■ **Try it**
Bring together all lines of the material below that contain the string "laughing".

■ **Data shown**
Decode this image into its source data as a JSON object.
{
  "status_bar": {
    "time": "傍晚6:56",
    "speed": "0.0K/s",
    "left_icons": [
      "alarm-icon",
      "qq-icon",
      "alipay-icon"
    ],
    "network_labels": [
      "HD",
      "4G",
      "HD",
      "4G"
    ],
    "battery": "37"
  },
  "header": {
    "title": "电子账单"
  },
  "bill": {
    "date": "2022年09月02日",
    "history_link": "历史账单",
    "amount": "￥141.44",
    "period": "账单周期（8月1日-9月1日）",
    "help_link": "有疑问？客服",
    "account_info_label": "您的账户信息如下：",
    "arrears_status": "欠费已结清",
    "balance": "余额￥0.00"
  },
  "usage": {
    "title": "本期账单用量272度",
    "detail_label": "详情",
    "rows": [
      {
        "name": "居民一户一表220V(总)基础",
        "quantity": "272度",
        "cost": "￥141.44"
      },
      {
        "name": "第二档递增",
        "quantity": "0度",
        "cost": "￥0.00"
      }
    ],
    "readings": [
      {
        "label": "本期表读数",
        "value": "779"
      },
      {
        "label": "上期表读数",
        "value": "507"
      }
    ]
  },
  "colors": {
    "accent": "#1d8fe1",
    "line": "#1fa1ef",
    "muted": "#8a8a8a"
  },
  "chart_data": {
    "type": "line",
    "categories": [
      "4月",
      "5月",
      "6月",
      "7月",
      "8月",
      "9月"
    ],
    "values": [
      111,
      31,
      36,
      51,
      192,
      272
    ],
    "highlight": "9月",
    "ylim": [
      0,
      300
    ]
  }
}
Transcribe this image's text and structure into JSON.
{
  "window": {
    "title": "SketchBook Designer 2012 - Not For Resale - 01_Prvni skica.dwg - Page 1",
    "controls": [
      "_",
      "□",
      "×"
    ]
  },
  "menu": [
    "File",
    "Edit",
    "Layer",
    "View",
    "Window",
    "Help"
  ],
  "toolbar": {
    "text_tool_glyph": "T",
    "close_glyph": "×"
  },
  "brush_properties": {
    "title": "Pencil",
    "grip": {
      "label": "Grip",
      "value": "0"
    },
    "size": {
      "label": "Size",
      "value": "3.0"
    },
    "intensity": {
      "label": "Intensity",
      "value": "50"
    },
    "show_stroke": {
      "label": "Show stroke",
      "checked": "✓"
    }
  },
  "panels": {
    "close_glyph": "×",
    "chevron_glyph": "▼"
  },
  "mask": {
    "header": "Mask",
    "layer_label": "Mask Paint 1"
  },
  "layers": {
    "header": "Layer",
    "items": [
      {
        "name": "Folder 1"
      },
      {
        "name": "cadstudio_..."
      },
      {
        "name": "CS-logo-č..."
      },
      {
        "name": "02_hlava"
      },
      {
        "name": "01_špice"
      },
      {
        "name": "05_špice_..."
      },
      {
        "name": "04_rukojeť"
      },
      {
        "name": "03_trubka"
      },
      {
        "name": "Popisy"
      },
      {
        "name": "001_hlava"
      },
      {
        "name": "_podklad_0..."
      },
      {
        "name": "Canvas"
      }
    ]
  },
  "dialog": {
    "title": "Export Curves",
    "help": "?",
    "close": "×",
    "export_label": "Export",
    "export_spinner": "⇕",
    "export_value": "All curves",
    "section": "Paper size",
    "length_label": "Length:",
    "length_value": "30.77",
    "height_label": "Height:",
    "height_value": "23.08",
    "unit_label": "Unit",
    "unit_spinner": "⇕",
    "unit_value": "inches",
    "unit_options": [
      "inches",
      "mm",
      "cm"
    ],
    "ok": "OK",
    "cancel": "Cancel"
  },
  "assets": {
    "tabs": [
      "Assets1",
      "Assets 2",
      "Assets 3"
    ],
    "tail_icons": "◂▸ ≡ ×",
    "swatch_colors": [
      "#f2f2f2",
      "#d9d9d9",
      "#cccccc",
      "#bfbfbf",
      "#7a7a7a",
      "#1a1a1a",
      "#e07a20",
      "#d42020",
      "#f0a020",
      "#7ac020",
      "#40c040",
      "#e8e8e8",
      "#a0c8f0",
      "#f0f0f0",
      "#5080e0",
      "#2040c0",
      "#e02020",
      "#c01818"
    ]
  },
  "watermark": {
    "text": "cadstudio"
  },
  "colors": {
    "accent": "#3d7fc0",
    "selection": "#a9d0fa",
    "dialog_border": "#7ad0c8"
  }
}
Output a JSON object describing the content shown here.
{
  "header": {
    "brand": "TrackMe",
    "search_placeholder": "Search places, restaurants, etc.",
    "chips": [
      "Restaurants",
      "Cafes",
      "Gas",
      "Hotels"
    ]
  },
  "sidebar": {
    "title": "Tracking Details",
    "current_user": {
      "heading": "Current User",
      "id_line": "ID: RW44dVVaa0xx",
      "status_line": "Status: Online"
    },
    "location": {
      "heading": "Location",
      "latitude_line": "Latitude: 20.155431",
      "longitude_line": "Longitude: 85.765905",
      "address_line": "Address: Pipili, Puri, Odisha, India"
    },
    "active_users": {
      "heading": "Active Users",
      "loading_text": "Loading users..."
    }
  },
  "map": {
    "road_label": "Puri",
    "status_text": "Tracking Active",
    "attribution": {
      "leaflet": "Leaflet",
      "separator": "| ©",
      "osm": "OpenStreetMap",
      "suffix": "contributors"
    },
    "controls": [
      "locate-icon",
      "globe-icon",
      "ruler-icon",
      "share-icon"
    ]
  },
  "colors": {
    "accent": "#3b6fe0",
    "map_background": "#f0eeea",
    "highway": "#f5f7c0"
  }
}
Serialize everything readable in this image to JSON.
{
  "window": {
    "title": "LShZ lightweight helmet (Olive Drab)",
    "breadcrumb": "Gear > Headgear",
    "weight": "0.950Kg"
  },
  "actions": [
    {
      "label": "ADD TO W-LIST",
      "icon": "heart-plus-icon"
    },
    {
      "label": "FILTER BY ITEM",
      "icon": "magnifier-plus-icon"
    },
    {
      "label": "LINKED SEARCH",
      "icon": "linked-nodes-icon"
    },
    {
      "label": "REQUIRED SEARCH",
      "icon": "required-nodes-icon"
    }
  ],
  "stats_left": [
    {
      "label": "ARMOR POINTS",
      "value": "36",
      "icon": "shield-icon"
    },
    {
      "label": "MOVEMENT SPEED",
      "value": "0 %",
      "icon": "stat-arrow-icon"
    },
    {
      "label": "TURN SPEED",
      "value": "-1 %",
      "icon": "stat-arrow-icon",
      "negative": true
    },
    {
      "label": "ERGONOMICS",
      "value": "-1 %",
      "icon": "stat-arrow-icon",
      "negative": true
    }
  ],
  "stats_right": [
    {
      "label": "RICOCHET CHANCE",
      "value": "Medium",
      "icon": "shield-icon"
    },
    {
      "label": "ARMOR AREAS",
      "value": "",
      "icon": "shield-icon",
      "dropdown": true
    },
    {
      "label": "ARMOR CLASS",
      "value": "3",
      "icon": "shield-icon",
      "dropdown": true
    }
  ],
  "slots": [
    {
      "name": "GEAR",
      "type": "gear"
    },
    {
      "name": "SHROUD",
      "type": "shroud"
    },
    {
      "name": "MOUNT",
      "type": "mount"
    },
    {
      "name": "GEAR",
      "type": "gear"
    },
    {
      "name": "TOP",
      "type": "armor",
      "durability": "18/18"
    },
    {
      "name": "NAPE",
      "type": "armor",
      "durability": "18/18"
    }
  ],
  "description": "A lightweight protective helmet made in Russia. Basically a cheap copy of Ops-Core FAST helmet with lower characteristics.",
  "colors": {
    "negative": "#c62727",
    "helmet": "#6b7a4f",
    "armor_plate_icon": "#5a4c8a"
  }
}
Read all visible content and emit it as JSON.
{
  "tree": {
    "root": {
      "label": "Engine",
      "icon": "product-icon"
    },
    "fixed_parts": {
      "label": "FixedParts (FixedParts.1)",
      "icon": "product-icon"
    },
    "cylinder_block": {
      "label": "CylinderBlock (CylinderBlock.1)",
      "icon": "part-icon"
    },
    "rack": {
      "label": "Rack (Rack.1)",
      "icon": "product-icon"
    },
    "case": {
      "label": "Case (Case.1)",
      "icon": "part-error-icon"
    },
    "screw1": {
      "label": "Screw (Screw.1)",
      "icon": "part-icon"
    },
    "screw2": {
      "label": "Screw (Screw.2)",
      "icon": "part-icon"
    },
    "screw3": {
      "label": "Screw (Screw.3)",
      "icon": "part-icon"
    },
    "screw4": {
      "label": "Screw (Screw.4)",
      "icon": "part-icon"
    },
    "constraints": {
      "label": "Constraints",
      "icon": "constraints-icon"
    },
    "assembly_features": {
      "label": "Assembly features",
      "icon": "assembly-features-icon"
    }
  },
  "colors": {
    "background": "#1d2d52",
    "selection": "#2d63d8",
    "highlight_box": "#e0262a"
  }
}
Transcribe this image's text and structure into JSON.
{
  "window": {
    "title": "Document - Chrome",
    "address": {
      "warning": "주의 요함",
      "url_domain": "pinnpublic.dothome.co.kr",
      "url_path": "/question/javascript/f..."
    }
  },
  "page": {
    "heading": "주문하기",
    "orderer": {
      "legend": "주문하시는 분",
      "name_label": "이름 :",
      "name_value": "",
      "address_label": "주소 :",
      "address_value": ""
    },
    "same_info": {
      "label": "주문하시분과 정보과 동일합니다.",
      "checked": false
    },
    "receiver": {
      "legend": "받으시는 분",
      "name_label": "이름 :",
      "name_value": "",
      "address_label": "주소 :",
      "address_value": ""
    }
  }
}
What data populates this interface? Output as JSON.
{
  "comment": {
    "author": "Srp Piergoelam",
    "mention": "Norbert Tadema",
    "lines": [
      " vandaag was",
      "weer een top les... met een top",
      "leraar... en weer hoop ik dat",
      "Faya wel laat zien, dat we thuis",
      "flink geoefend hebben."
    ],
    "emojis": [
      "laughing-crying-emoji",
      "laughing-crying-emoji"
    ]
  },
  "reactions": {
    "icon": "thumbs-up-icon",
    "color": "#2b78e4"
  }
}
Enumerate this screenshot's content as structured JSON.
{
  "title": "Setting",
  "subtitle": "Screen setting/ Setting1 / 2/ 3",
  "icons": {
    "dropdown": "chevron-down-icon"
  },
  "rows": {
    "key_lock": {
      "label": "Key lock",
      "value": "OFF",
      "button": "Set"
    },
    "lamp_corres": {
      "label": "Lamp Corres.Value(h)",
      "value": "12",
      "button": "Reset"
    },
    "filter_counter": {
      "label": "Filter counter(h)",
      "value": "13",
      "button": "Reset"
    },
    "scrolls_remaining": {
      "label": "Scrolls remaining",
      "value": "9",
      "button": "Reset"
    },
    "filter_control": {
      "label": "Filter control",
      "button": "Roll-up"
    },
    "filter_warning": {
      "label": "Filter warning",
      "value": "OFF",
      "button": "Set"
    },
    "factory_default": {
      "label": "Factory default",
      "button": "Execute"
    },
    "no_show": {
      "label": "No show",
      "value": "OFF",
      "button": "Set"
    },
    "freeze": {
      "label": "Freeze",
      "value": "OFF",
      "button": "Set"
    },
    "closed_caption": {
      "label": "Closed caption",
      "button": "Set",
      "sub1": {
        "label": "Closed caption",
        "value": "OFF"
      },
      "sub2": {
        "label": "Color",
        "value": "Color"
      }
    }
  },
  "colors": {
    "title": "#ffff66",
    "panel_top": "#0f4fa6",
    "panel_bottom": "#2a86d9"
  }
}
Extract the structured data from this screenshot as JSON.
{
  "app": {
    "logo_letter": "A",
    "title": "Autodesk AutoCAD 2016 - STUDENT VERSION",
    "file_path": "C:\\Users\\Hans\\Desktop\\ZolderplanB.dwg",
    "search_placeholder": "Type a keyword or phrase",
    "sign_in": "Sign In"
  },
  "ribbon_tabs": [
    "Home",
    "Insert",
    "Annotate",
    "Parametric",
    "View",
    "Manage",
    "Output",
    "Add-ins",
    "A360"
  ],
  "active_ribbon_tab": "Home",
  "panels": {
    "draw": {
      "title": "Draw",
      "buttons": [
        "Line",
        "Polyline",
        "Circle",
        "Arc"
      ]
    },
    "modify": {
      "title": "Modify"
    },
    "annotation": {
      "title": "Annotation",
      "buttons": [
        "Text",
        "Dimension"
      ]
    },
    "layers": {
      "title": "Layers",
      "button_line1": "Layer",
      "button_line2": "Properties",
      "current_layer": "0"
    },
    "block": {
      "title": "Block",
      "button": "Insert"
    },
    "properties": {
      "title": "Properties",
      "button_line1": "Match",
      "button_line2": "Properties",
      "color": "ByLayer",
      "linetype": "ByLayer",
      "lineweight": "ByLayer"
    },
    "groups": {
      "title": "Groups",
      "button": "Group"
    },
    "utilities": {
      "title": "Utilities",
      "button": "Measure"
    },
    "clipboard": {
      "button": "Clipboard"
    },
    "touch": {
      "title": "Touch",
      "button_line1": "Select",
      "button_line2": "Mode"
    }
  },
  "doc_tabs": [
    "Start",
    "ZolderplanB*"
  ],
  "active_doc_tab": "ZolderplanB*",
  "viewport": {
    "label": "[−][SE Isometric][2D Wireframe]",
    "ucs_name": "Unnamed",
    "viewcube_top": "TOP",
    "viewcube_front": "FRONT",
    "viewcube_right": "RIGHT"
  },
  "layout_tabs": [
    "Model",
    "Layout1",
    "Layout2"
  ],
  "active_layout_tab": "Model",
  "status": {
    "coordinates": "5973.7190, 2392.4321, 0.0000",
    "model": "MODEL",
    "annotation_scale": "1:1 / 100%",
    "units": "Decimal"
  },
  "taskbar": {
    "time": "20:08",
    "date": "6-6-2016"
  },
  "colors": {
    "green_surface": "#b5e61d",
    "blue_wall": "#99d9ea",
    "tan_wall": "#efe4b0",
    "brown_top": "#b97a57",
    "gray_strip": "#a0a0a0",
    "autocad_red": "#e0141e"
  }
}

■ **Answer below**
      "laughing-crying-emoji",
      "laughing-crying-emoji"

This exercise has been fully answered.